Please output all the entries word for word, without the pictures.

**Collection entries**
________

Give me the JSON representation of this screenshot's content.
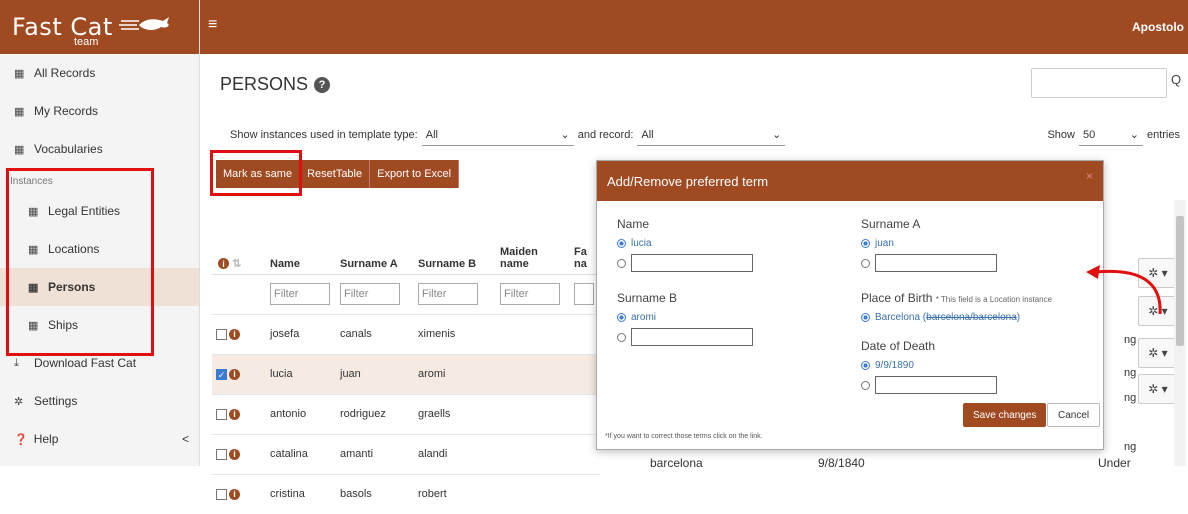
{
  "brand": {
    "name": "Fast Cat",
    "sub": "team"
  },
  "topbar": {
    "user": "Apostolo"
  },
  "sidebar": {
    "items": [
      {
        "label": "All Records",
        "icon": "table-icon"
      },
      {
        "label": "My Records",
        "icon": "table-icon"
      },
      {
        "label": "Vocabularies",
        "icon": "table-icon"
      }
    ],
    "section": "Instances",
    "sub_items": [
      {
        "label": "Legal Entities"
      },
      {
        "label": "Locations"
      },
      {
        "label": "Persons"
      },
      {
        "label": "Ships"
      }
    ],
    "download": "Download Fast Cat",
    "settings": "Settings",
    "help": "Help",
    "help_chevron": "<"
  },
  "page": {
    "title": "PERSONS",
    "search_icon": "Q"
  },
  "filters": {
    "template_label": "Show instances used in template type:",
    "template_value": "All",
    "record_label": "and record:",
    "record_value": "All",
    "show_label": "Show",
    "show_value": "50",
    "entries_label": "entries"
  },
  "buttons": {
    "mark_same": "Mark as same",
    "reset": "ResetTable",
    "export": "Export to Excel"
  },
  "table": {
    "headers": [
      "Name",
      "Surname A",
      "Surname B",
      "Maiden name",
      "Fa na"
    ],
    "filter_placeholder": "Filter",
    "rows": [
      {
        "name": "josefa",
        "surname_a": "canals",
        "surname_b": "ximenis",
        "checked": false
      },
      {
        "name": "lucia",
        "surname_a": "juan",
        "surname_b": "aromi",
        "checked": true
      },
      {
        "name": "antonio",
        "surname_a": "rodriguez",
        "surname_b": "graells",
        "checked": false
      },
      {
        "name": "catalina",
        "surname_a": "amanti",
        "surname_b": "alandi",
        "checked": false
      },
      {
        "name": "cristina",
        "surname_a": "basols",
        "surname_b": "robert",
        "checked": false
      }
    ],
    "partial": {
      "place": "barcelona",
      "date": "9/8/1840",
      "status": "Under",
      "ng": "ng"
    }
  },
  "modal": {
    "title": "Add/Remove preferred term",
    "close": "×",
    "name": {
      "label": "Name",
      "option": "lucia"
    },
    "surname_a": {
      "label": "Surname A",
      "option": "juan"
    },
    "surname_b": {
      "label": "Surname B",
      "option": "aromi"
    },
    "place_of_birth": {
      "label": "Place of Birth",
      "hint": "* This field is a Location instance",
      "option": "Barcelona (",
      "option_strike": "barcelona/barcelona",
      "option_end": ")"
    },
    "date_of_death": {
      "label": "Date of Death",
      "option": "9/9/1890"
    },
    "save": "Save changes",
    "cancel": "Cancel",
    "footnote": "*If you want to correct those terms click on the link."
  },
  "colors": {
    "brand": "#a04a22",
    "highlight": "#e01010",
    "link": "#3a6fa8"
  }
}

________

**Problem solution**
Give me the JSON representation of this screenshot's content.
{
  "brand": {
    "name": "Fast Cat",
    "sub": "team"
  },
  "topbar": {
    "user": "Apostolo"
  },
  "sidebar": {
    "items": [
      {
        "label": "All Records",
        "icon": "table-icon"
      },
      {
        "label": "My Records",
        "icon": "table-icon"
      },
      {
        "label": "Vocabularies",
        "icon": "table-icon"
      }
    ],
    "section": "Instances",
    "sub_items": [
      {
        "label": "Legal Entities"
      },
      {
        "label": "Locations"
      },
      {
        "label": "Persons"
      },
      {
        "label": "Ships"
      }
    ],
    "download": "Download Fast Cat",
    "settings": "Settings",
    "help": "Help",
    "help_chevron": "<"
  },
  "page": {
    "title": "PERSONS",
    "search_icon": "Q"
  },
  "filters": {
    "template_label": "Show instances used in template type:",
    "template_value": "All",
    "record_label": "and record:",
    "record_value": "All",
    "show_label": "Show",
    "show_value": "50",
    "entries_label": "entries"
  },
  "buttons": {
    "mark_same": "Mark as same",
    "reset": "ResetTable",
    "export": "Export to Excel"
  },
  "table": {
    "headers": [
      "Name",
      "Surname A",
      "Surname B",
      "Maiden name",
      "Fa na"
    ],
    "filter_placeholder": "Filter",
    "rows": [
      {
        "name": "josefa",
        "surname_a": "canals",
        "surname_b": "ximenis",
        "checked": false
      },
      {
        "name": "lucia",
        "surname_a": "juan",
        "surname_b": "aromi",
        "checked": true
      },
      {
        "name": "antonio",
        "surname_a": "rodriguez",
        "surname_b": "graells",
        "checked": false
      },
      {
        "name": "catalina",
        "surname_a": "amanti",
        "surname_b": "alandi",
        "checked": false
      },
      {
        "name": "cristina",
        "surname_a": "basols",
        "surname_b": "robert",
        "checked": false
      }
    ],
    "partial": {
      "place": "barcelona",
      "date": "9/8/1840",
      "status": "Under",
      "ng": "ng"
    }
  },
  "modal": {
    "title": "Add/Remove preferred term",
    "close": "×",
    "name": {
      "label": "Name",
      "option": "lucia"
    },
    "surname_a": {
      "label": "Surname A",
      "option": "juan"
    },
    "surname_b": {
      "label": "Surname B",
      "option": "aromi"
    },
    "place_of_birth": {
      "label": "Place of Birth",
      "hint": "* This field is a Location instance",
      "option": "Barcelona (",
      "option_strike": "barcelona/barcelona",
      "option_end": ")"
    },
    "date_of_death": {
      "label": "Date of Death",
      "option": "9/9/1890"
    },
    "save": "Save changes",
    "cancel": "Cancel",
    "footnote": "*If you want to correct those terms click on the link."
  },
  "colors": {
    "brand": "#a04a22",
    "highlight": "#e01010",
    "link": "#3a6fa8"
  }
}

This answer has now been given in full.